> **WORK REQUEST**: The answer must consist of every line from the entries that holds the word "JSON".
━━ TASK MATERIAL
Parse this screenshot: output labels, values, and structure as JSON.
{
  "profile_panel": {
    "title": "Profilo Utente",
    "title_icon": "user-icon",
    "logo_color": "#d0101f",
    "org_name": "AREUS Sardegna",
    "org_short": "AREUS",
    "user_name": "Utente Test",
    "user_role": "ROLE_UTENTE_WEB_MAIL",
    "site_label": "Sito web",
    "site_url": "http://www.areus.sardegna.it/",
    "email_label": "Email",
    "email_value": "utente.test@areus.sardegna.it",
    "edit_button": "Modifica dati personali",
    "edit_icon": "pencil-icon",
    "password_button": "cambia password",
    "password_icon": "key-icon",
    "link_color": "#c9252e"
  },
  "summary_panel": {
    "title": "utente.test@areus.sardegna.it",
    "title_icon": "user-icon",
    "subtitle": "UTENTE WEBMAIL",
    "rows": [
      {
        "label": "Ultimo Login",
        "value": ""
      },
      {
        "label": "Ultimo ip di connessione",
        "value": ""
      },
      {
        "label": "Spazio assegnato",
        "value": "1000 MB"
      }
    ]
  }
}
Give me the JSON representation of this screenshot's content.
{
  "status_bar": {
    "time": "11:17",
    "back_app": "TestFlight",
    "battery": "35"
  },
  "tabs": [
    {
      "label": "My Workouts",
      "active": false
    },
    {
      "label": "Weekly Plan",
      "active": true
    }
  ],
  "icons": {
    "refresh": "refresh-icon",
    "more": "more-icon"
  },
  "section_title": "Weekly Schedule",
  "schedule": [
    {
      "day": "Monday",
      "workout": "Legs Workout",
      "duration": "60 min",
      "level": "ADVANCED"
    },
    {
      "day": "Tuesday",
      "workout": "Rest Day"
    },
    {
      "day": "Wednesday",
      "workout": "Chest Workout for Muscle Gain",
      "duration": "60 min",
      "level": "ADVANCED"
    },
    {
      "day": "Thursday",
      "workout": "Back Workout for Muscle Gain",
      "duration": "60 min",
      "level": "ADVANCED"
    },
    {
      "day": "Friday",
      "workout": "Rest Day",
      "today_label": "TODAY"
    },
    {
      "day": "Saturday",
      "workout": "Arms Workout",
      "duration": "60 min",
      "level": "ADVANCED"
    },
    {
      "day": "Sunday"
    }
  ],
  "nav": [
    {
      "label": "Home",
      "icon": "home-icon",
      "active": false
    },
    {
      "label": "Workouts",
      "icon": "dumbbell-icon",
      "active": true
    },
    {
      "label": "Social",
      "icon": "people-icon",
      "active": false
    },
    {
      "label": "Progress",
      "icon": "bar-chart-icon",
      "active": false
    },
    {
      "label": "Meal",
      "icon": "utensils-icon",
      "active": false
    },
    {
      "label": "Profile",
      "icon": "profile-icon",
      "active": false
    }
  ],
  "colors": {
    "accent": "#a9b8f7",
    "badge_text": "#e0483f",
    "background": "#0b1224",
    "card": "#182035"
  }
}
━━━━
> **EXERCISE OUTPUT**:
Parse this screenshot: output labels, values, and structure as JSON.
Give me the JSON representation of this screenshot's content.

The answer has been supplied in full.